### Work to complete
Only the lines with the string "free" are needed; return each of them from the entries below.

### Records for this task

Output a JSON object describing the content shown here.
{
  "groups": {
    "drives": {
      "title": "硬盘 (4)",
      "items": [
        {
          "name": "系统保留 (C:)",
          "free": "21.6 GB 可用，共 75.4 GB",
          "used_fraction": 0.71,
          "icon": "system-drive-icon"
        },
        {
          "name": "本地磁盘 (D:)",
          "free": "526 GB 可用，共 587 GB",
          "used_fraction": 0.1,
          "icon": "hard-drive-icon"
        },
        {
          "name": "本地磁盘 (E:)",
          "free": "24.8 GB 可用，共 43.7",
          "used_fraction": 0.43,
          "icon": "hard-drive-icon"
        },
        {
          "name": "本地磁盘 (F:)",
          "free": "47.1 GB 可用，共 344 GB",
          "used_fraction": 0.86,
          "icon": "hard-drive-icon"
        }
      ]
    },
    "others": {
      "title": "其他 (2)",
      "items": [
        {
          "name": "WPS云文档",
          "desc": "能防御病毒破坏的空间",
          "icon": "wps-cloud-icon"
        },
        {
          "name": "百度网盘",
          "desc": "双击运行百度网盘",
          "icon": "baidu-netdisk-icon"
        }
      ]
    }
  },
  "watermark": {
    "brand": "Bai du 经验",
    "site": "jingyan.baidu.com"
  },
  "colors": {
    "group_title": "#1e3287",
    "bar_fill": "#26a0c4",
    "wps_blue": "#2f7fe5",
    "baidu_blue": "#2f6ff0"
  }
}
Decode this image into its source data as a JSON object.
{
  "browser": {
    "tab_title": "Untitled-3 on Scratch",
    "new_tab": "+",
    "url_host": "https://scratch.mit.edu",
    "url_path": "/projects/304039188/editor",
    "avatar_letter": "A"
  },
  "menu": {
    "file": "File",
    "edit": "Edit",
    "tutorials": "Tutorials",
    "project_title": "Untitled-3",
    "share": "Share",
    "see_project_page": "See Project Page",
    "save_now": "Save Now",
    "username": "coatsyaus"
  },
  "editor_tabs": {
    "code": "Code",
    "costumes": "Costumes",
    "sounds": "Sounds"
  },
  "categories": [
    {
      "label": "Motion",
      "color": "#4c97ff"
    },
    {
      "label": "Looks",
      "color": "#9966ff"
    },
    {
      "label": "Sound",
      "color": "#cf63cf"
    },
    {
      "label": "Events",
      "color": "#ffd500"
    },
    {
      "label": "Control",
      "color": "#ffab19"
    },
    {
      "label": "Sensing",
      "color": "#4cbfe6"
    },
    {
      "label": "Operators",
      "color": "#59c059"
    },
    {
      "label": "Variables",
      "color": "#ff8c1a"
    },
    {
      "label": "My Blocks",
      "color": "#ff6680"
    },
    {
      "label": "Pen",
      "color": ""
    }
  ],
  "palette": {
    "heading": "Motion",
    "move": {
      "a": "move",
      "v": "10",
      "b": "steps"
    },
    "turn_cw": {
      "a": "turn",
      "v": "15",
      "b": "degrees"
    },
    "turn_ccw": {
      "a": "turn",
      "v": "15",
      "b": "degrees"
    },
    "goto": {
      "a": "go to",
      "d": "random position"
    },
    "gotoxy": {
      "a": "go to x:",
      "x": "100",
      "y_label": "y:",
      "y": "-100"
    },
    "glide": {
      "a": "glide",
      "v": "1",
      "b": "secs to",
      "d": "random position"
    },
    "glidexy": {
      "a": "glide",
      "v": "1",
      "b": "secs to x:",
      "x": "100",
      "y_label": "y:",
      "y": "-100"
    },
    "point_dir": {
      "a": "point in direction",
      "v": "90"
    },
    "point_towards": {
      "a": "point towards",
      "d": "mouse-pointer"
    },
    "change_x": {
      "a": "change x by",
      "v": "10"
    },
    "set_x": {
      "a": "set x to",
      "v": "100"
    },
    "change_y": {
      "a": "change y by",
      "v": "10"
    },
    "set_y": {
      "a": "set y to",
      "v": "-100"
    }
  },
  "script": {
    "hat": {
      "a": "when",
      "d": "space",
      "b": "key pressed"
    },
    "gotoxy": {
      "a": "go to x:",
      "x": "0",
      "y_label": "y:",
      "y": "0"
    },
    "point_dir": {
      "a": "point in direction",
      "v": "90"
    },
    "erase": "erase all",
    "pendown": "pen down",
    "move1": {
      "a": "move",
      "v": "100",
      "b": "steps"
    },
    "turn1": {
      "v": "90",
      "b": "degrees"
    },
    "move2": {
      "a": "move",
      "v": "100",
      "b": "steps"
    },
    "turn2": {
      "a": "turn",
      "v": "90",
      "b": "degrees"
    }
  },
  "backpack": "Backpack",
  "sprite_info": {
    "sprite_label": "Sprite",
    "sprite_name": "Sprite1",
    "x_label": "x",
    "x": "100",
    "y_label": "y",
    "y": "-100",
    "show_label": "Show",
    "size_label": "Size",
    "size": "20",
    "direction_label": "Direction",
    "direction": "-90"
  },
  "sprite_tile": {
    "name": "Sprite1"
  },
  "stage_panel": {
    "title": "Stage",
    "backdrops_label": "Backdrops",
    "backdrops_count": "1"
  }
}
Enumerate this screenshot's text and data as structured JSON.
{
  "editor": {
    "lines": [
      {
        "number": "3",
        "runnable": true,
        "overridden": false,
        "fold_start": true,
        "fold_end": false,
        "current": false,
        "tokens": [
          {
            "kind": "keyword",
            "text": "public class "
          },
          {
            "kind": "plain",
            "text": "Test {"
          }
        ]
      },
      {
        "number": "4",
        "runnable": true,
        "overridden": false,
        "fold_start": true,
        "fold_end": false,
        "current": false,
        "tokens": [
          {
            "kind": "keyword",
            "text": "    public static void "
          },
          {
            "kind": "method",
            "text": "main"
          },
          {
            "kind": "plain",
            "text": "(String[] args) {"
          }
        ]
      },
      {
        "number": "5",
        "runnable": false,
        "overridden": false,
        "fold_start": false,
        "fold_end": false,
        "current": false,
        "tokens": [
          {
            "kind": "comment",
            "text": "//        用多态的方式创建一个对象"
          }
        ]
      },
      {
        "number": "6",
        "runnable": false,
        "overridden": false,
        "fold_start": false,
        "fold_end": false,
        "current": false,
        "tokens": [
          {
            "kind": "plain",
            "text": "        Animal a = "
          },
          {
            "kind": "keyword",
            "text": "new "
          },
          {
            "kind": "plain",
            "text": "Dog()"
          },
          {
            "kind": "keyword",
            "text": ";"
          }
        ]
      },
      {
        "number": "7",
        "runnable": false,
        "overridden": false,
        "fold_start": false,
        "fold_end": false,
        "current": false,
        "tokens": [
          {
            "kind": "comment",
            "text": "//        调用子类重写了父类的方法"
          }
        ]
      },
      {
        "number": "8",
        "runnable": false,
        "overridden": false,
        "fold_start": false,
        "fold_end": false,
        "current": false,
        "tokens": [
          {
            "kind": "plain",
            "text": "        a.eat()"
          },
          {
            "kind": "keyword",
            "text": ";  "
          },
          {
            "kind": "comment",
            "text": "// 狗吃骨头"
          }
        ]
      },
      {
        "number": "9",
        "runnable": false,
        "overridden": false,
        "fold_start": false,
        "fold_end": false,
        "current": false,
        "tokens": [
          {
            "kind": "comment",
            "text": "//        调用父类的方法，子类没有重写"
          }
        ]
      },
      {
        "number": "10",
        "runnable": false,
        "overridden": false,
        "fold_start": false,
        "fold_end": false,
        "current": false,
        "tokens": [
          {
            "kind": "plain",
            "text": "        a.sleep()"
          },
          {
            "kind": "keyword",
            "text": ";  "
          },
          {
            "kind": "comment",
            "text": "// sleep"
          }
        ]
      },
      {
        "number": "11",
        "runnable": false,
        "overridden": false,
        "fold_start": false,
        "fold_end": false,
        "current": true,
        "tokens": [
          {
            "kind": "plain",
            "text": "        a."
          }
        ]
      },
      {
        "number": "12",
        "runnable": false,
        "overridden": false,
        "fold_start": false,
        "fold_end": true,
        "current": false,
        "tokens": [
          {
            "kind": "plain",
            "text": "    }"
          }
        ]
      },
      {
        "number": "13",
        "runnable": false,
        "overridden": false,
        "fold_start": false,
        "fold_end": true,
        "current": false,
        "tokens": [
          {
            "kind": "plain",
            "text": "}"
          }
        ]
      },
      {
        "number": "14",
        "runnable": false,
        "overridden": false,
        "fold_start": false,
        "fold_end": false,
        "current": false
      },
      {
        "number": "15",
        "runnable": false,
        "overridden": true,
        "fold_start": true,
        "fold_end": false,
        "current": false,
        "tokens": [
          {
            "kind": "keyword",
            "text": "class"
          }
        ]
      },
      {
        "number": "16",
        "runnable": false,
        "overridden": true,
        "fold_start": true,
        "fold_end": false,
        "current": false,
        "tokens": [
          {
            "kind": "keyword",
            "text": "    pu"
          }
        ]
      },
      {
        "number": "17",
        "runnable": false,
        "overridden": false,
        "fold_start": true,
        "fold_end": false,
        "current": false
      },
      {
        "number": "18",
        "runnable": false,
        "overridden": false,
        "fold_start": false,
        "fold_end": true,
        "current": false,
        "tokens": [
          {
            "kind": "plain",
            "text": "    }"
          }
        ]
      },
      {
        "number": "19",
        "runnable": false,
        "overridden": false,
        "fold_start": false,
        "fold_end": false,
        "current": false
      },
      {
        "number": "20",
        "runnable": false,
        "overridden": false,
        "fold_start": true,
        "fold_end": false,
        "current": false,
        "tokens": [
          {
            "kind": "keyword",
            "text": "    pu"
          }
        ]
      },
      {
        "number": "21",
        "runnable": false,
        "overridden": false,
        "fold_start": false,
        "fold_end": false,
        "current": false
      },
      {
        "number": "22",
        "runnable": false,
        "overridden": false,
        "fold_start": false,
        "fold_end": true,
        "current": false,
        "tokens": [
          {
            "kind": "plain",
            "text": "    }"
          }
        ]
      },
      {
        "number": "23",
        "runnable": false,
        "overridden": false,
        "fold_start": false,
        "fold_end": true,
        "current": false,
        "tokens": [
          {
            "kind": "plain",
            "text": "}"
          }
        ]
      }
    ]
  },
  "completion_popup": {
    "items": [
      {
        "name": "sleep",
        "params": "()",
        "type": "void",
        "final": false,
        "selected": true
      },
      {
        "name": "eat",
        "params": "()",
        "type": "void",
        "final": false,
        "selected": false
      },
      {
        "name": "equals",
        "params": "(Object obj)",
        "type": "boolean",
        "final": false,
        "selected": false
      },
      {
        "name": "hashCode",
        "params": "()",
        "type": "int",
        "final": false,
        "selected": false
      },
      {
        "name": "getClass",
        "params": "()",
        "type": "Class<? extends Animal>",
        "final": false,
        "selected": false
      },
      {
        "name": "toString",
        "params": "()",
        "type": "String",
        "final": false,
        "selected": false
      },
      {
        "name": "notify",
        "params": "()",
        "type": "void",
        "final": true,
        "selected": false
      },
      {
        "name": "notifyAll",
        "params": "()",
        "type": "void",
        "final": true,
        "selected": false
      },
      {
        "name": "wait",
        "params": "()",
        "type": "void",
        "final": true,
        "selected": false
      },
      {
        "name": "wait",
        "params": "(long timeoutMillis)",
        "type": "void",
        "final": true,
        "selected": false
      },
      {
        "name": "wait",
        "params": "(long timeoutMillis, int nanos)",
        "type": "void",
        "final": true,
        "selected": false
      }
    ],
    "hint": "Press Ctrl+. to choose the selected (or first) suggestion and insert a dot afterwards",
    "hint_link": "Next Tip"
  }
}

### Solution
          "free": "21.6 GB 可用，共 75.4 GB",
          "free": "526 GB 可用，共 587 GB",
          "free": "24.8 GB 可用，共 43.7",
          "free": "47.1 GB 可用，共 344 GB",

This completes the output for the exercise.